== Segment start ==
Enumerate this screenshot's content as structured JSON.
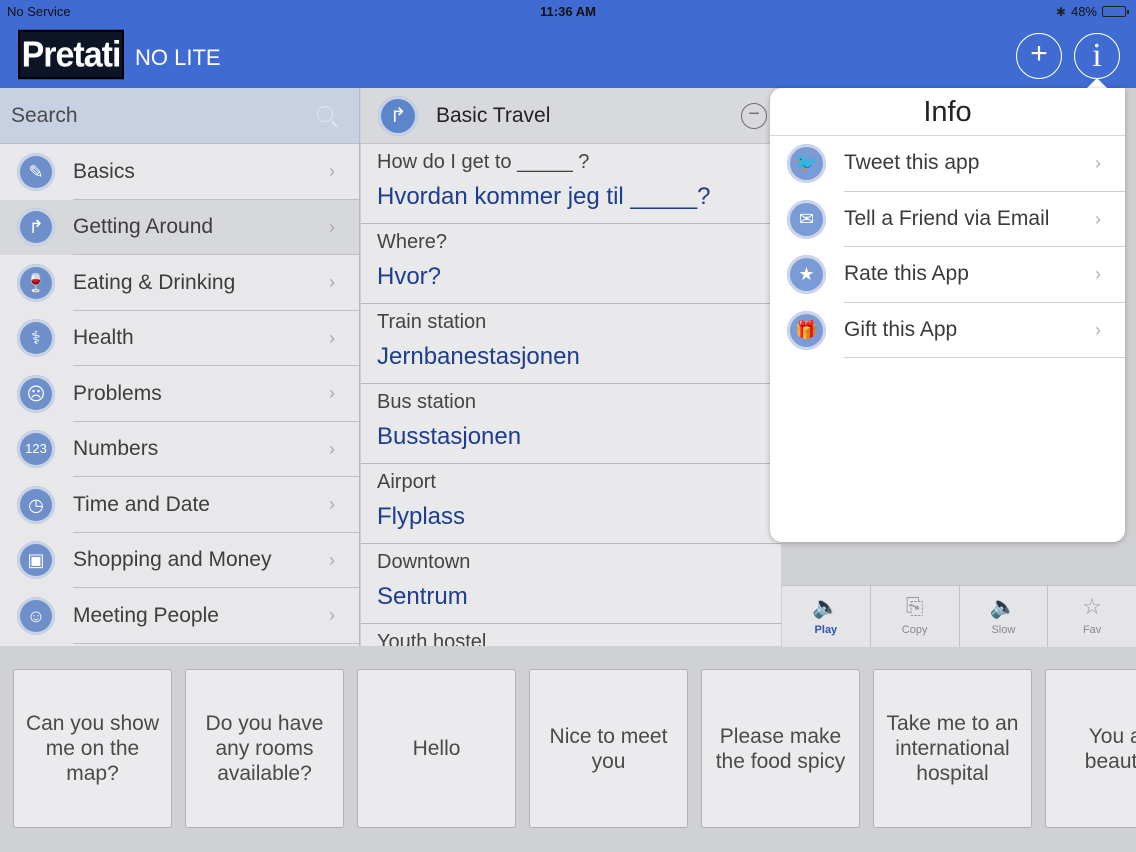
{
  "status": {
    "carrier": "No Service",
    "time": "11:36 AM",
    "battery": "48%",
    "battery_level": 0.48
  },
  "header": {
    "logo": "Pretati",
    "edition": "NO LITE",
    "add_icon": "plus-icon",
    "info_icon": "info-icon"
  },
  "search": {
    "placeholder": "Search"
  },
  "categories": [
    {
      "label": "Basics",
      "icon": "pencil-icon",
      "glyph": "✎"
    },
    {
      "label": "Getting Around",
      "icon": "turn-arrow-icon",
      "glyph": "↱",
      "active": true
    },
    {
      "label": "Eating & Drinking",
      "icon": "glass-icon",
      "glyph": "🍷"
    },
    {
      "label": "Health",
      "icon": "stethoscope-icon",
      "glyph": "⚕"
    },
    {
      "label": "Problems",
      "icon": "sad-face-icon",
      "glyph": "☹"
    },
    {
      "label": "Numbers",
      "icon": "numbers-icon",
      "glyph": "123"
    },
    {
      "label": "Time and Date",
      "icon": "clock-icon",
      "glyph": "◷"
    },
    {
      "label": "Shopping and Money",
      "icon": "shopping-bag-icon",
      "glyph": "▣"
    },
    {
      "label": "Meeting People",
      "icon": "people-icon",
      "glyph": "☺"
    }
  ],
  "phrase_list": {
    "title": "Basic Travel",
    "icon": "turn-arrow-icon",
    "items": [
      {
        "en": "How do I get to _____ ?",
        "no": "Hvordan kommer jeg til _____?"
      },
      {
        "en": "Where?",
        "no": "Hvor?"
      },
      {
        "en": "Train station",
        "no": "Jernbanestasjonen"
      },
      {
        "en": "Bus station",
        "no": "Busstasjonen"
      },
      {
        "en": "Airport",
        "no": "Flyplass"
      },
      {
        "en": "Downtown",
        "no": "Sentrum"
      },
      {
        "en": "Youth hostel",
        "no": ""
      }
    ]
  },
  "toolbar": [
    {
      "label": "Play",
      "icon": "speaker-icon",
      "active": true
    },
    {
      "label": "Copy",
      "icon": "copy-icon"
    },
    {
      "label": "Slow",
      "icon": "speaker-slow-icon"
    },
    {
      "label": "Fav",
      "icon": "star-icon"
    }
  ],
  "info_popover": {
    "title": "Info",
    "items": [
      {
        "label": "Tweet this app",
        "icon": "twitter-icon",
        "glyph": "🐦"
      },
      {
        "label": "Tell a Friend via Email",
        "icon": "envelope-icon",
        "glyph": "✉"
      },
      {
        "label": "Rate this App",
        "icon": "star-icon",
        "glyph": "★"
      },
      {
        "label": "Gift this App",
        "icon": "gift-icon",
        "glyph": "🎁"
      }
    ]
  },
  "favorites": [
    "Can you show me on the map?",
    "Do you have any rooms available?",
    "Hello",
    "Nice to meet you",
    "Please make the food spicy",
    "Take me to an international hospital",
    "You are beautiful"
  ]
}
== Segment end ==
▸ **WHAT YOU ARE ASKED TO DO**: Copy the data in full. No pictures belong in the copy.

▸ **YOUR SOLUTION**:
Enumerate this screenshot's content as structured JSON.
{
  "status": {
    "carrier": "No Service",
    "time": "11:36 AM",
    "battery": "48%",
    "battery_level": 0.48
  },
  "header": {
    "logo": "Pretati",
    "edition": "NO LITE",
    "add_icon": "plus-icon",
    "info_icon": "info-icon"
  },
  "search": {
    "placeholder": "Search"
  },
  "categories": [
    {
      "label": "Basics",
      "icon": "pencil-icon",
      "glyph": "✎"
    },
    {
      "label": "Getting Around",
      "icon": "turn-arrow-icon",
      "glyph": "↱",
      "active": true
    },
    {
      "label": "Eating & Drinking",
      "icon": "glass-icon",
      "glyph": "🍷"
    },
    {
      "label": "Health",
      "icon": "stethoscope-icon",
      "glyph": "⚕"
    },
    {
      "label": "Problems",
      "icon": "sad-face-icon",
      "glyph": "☹"
    },
    {
      "label": "Numbers",
      "icon": "numbers-icon",
      "glyph": "123"
    },
    {
      "label": "Time and Date",
      "icon": "clock-icon",
      "glyph": "◷"
    },
    {
      "label": "Shopping and Money",
      "icon": "shopping-bag-icon",
      "glyph": "▣"
    },
    {
      "label": "Meeting People",
      "icon": "people-icon",
      "glyph": "☺"
    }
  ],
  "phrase_list": {
    "title": "Basic Travel",
    "icon": "turn-arrow-icon",
    "items": [
      {
        "en": "How do I get to _____ ?",
        "no": "Hvordan kommer jeg til _____?"
      },
      {
        "en": "Where?",
        "no": "Hvor?"
      },
      {
        "en": "Train station",
        "no": "Jernbanestasjonen"
      },
      {
        "en": "Bus station",
        "no": "Busstasjonen"
      },
      {
        "en": "Airport",
        "no": "Flyplass"
      },
      {
        "en": "Downtown",
        "no": "Sentrum"
      },
      {
        "en": "Youth hostel",
        "no": ""
      }
    ]
  },
  "toolbar": [
    {
      "label": "Play",
      "icon": "speaker-icon",
      "active": true
    },
    {
      "label": "Copy",
      "icon": "copy-icon"
    },
    {
      "label": "Slow",
      "icon": "speaker-slow-icon"
    },
    {
      "label": "Fav",
      "icon": "star-icon"
    }
  ],
  "info_popover": {
    "title": "Info",
    "items": [
      {
        "label": "Tweet this app",
        "icon": "twitter-icon",
        "glyph": "🐦"
      },
      {
        "label": "Tell a Friend via Email",
        "icon": "envelope-icon",
        "glyph": "✉"
      },
      {
        "label": "Rate this App",
        "icon": "star-icon",
        "glyph": "★"
      },
      {
        "label": "Gift this App",
        "icon": "gift-icon",
        "glyph": "🎁"
      }
    ]
  },
  "favorites": [
    "Can you show me on the map?",
    "Do you have any rooms available?",
    "Hello",
    "Nice to meet you",
    "Please make the food spicy",
    "Take me to an international hospital",
    "You are beautiful"
  ]
}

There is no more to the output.